* WHAT YOU SHOULD DO: Retype each entry exactly.

* MATERIAL PROVIDED:
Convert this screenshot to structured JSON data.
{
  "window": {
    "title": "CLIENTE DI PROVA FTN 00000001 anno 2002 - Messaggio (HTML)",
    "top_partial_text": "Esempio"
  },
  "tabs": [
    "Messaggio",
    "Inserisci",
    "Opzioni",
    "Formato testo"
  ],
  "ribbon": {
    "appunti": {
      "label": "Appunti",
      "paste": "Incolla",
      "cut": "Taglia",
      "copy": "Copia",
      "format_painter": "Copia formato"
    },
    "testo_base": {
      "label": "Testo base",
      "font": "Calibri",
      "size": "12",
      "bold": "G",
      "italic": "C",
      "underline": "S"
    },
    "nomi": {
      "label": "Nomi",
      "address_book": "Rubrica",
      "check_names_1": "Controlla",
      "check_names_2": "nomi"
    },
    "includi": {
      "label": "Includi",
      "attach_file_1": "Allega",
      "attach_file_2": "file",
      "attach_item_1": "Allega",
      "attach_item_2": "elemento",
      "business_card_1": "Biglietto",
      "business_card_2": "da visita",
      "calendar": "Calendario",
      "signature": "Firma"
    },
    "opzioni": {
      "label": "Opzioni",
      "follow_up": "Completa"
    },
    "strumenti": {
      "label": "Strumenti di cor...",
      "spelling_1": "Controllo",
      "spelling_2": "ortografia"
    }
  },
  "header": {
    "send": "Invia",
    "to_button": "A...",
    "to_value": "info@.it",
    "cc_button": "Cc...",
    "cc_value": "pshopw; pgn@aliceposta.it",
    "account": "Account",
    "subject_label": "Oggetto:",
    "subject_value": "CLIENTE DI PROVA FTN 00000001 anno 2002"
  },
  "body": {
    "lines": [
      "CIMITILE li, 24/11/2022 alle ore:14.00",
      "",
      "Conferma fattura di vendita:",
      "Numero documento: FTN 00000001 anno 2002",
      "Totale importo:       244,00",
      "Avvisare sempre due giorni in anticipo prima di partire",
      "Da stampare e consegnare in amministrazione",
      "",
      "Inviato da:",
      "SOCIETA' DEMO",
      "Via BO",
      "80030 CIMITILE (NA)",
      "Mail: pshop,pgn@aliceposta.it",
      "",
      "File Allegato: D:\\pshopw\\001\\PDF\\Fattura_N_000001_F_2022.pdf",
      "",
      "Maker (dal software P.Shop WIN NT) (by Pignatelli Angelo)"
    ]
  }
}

* PROBLEM SOLUTION:
Convert this screenshot to structured JSON data.
{
  "window": {
    "title": "CLIENTE DI PROVA FTN 00000001 anno 2002 - Messaggio (HTML)",
    "top_partial_text": "Esempio"
  },
  "tabs": [
    "Messaggio",
    "Inserisci",
    "Opzioni",
    "Formato testo"
  ],
  "ribbon": {
    "appunti": {
      "label": "Appunti",
      "paste": "Incolla",
      "cut": "Taglia",
      "copy": "Copia",
      "format_painter": "Copia formato"
    },
    "testo_base": {
      "label": "Testo base",
      "font": "Calibri",
      "size": "12",
      "bold": "G",
      "italic": "C",
      "underline": "S"
    },
    "nomi": {
      "label": "Nomi",
      "address_book": "Rubrica",
      "check_names_1": "Controlla",
      "check_names_2": "nomi"
    },
    "includi": {
      "label": "Includi",
      "attach_file_1": "Allega",
      "attach_file_2": "file",
      "attach_item_1": "Allega",
      "attach_item_2": "elemento",
      "business_card_1": "Biglietto",
      "business_card_2": "da visita",
      "calendar": "Calendario",
      "signature": "Firma"
    },
    "opzioni": {
      "label": "Opzioni",
      "follow_up": "Completa"
    },
    "strumenti": {
      "label": "Strumenti di cor...",
      "spelling_1": "Controllo",
      "spelling_2": "ortografia"
    }
  },
  "header": {
    "send": "Invia",
    "to_button": "A...",
    "to_value": "info@.it",
    "cc_button": "Cc...",
    "cc_value": "pshopw; pgn@aliceposta.it",
    "account": "Account",
    "subject_label": "Oggetto:",
    "subject_value": "CLIENTE DI PROVA FTN 00000001 anno 2002"
  },
  "body": {
    "lines": [
      "CIMITILE li, 24/11/2022 alle ore:14.00",
      "",
      "Conferma fattura di vendita:",
      "Numero documento: FTN 00000001 anno 2002",
      "Totale importo:       244,00",
      "Avvisare sempre due giorni in anticipo prima di partire",
      "Da stampare e consegnare in amministrazione",
      "",
      "Inviato da:",
      "SOCIETA' DEMO",
      "Via BO",
      "80030 CIMITILE (NA)",
      "Mail: pshop,pgn@aliceposta.it",
      "",
      "File Allegato: D:\\pshopw\\001\\PDF\\Fattura_N_000001_F_2022.pdf",
      "",
      "Maker (dal software P.Shop WIN NT) (by Pignatelli Angelo)"
    ]
  }
}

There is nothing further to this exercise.